Results for Tag: 2003

10 results found.
The Riparians of the Asi River

The annual amount of water used in Syria is about 15BCM. This comes from the Euphrates (50 per cent) and the Asi River basins (20 per cent). Of the water usage from the Asi River, 2,230MCM are used for irrigation, 320MCM for domestic purposes and 270MCM for industrial purposes. The total amount of water withdrawn from the Asi River is 2,730MCM

Iraq

Sustainable water resource management in Iraq has no shortage of challenges. Some of Iraq’s water hardships, like seasonal floods and droughts, occur naturally. Many of the most disruptive and destructive problems are, however, man-made: water infrastructure debilitated from decades of war and neglect; inefficient and outdated agricultural practices; rapid population growth and urbanization; competing water management approaches within transboundary river systems; and the looming crisis of climate change. The government of Iraq has plans to address the situation but it remains to be seen whether major reform will transpire.

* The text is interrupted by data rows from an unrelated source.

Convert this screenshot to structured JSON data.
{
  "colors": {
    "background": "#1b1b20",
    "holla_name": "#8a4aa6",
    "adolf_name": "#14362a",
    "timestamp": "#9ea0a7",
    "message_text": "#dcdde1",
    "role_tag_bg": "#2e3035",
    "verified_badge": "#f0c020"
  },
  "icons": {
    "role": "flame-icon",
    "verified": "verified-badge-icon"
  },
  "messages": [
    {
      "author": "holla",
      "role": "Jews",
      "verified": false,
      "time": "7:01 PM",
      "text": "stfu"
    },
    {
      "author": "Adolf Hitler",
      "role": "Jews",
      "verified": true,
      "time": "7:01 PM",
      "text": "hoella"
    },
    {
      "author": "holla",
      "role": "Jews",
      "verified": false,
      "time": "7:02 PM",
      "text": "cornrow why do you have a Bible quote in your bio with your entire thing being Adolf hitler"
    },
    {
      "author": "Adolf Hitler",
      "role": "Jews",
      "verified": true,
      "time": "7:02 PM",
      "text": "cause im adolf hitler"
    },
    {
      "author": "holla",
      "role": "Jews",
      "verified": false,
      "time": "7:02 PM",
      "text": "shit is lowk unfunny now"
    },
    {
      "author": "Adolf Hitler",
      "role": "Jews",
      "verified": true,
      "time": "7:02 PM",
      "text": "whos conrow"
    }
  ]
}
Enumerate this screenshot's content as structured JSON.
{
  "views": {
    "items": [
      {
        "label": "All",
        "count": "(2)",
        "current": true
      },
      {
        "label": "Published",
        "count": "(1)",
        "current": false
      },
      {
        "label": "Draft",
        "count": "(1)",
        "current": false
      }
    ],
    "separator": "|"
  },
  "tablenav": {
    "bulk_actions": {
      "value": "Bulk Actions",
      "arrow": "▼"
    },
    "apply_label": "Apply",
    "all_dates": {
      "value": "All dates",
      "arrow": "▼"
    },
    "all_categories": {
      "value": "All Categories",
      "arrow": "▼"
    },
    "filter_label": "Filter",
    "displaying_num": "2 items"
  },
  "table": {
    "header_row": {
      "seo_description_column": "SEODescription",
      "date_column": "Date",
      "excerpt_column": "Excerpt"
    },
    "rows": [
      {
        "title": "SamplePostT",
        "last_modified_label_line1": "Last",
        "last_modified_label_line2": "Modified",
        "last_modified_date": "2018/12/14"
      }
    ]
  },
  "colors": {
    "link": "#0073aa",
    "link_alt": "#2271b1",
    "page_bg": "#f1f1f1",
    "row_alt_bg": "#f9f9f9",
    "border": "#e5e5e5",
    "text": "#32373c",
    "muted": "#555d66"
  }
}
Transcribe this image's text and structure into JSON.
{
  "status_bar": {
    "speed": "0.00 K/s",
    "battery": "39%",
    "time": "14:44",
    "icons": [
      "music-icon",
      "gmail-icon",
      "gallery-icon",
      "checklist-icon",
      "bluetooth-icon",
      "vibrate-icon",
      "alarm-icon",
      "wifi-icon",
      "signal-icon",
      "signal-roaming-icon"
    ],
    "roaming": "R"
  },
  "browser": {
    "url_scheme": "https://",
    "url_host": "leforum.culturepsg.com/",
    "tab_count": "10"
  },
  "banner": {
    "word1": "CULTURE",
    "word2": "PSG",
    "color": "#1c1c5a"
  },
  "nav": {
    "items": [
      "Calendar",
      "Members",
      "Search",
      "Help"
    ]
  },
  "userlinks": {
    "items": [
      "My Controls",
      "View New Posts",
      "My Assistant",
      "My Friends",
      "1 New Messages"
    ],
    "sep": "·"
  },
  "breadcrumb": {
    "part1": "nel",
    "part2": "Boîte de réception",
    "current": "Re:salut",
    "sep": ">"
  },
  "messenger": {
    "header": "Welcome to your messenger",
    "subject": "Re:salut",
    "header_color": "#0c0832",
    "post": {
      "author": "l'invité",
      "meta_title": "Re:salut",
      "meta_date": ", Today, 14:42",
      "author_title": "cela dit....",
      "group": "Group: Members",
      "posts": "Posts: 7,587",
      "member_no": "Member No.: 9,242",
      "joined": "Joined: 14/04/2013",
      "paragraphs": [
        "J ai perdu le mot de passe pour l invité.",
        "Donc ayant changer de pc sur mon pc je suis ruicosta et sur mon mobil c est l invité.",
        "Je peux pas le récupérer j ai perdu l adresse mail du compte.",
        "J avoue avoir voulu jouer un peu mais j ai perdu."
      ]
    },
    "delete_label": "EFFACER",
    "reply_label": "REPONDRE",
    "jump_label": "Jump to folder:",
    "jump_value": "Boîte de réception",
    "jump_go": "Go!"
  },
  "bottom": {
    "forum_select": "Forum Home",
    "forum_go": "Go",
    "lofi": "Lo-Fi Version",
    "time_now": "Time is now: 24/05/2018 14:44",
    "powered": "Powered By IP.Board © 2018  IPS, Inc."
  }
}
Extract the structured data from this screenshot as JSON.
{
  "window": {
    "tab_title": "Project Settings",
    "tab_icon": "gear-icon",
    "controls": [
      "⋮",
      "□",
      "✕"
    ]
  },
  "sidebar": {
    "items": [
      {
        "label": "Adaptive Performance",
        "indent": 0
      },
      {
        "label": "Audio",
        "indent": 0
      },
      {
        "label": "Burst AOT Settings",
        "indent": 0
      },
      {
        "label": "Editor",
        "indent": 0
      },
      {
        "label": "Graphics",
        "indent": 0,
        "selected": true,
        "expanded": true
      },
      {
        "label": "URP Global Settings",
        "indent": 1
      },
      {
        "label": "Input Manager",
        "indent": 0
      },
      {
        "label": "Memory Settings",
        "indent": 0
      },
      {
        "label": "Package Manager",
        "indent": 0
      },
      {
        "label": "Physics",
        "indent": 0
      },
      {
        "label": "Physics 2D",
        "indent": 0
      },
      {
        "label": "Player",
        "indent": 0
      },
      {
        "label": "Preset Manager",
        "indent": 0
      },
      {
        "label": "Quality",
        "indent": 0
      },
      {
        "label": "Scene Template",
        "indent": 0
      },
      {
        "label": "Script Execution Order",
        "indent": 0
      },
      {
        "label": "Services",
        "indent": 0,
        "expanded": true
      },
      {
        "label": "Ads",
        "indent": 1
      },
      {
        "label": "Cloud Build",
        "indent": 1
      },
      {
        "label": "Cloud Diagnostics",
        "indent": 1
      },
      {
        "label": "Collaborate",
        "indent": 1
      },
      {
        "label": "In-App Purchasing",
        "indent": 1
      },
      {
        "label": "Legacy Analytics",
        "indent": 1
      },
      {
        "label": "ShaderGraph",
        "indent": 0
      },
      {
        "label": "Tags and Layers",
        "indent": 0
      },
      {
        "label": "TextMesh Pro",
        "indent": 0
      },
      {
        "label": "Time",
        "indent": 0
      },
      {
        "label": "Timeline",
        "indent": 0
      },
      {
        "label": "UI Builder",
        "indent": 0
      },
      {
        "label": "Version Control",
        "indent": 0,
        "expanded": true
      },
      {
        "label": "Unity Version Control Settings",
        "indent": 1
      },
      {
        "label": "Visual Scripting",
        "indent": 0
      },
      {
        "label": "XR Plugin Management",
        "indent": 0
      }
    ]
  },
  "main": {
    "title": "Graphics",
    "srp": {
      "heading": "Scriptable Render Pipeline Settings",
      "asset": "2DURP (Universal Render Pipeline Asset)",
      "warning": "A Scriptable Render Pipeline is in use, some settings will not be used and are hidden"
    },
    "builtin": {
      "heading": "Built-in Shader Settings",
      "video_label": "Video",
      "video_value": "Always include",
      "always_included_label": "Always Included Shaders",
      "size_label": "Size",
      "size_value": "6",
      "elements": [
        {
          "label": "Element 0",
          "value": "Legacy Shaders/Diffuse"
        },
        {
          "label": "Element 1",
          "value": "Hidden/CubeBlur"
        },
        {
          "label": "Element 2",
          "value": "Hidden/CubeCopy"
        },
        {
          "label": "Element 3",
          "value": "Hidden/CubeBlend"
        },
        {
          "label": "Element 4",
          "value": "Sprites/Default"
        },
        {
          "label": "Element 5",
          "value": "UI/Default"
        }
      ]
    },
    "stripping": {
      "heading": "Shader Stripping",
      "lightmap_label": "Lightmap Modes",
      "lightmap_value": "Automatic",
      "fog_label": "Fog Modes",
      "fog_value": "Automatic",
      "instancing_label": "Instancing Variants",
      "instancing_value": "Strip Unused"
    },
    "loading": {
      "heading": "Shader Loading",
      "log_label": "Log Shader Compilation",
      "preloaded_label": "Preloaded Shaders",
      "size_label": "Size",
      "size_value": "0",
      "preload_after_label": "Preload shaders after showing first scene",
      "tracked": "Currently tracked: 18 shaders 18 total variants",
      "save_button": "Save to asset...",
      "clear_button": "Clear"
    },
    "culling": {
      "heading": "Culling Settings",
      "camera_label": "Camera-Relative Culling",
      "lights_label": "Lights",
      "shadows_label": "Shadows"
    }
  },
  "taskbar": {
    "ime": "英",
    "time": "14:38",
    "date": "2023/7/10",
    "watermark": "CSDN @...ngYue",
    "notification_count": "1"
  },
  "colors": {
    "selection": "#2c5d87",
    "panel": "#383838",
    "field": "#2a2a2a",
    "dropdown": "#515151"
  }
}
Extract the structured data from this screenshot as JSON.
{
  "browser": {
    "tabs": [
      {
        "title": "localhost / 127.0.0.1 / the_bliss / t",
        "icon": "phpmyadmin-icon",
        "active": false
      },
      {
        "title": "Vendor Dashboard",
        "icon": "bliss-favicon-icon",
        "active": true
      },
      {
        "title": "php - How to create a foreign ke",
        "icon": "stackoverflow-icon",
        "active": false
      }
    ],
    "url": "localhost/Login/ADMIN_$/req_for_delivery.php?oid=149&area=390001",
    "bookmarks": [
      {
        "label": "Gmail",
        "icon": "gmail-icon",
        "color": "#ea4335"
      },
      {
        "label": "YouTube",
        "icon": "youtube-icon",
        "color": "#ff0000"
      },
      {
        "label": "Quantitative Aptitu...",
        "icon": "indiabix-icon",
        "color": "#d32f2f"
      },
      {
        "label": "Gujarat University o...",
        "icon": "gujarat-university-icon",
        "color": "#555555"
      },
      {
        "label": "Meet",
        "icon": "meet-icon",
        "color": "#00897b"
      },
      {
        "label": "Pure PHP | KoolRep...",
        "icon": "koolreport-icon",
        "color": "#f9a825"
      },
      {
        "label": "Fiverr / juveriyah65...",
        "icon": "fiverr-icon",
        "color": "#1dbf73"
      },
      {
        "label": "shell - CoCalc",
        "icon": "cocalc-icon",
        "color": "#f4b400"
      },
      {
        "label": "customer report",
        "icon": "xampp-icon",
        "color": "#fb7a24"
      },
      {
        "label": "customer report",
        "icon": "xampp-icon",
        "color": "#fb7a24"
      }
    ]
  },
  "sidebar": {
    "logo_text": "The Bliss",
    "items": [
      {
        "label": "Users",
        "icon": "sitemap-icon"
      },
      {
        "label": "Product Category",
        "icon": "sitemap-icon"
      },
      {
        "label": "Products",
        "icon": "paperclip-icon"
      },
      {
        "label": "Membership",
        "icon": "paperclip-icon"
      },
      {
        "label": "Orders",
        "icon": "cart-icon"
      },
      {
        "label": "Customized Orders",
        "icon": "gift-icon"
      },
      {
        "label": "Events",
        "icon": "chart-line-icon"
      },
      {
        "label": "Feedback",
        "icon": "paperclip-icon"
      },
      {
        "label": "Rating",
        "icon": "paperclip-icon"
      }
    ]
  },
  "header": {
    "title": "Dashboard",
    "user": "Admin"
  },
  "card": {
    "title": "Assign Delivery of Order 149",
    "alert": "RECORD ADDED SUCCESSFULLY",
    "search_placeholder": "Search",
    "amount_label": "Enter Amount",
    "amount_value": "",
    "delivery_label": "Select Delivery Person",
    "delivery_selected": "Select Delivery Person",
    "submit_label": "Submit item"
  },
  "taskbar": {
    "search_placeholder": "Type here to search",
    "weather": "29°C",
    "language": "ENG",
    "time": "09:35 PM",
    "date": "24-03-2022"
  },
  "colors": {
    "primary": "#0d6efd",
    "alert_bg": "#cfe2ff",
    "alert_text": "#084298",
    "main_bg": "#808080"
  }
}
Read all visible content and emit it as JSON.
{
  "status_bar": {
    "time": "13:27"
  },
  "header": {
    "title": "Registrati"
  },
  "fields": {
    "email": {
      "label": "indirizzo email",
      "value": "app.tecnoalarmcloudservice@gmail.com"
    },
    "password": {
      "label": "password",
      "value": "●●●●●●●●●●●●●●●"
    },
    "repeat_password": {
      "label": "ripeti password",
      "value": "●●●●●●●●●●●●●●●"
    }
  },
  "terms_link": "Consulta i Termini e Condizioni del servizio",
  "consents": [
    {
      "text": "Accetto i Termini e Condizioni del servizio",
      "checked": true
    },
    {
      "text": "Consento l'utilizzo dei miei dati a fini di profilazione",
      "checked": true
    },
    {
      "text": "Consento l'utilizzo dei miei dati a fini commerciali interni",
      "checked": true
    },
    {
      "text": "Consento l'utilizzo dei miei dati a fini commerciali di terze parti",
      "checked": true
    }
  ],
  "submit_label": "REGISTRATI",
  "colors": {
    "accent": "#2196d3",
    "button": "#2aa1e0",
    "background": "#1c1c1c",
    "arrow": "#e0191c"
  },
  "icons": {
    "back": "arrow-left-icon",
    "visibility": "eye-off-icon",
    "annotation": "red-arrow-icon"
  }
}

Water Resources in Iraq

The two dominant rivers in Iraq are the Tigris and Euphrates. The watersheds, including their tributaries, account for 100% of the country’s surface water.

Jordan

Internationally, a water availability below 1,000 m3 per person per year is defined as water scarcity, while below 500 m3 is considered “absolute scarcity”. Jordan’s lack of water resources impacts the country’s economic growth, political stability and national security, but also public health.

Water Management

Lebanon’s first water laws date back to Ottoman times. They were later amended during the French Mandate and after independence. The Lebanese water sector was restructured following a revision of its legal framework in 2000.

Water Quality
Lebanon’s water resources are severely polluted. Domestic and industrial sewage goes largely untreated and unsustainable agricultural practices worsen the situation. Lebanon’s major rivers have very high levels of bacterial contamination due to the release of raw domestic sewage, which poses a real threat to public health.[1] The uncontrolled disposal of solid waste also leads to [...]
Water Use

Groundwater and surface water account for respectively 51% and 49% of total water supply in Lebanon. Most of the surface water supply originates from spring sources, with 637 MCM/yr currently exploited.

Shared Water Resources

Shifting regional relationships have affected Jordan’s access to these shared resources throughout the country’s history. In several cases, Jordan has received less than its equitable share of the resource, as upstream neighbours overexploit rivers and groundwater sources through damming, diversions and pumping.

Surface and Groundwater

Given the issues discussed above regarding the amount, reliability and quality of surface water sources, the Jordanian population relies mainly on groundwater for its domestic water supply.

Jordan’s scarce water reserves under pressure from refugee influx

Jordan’s water resources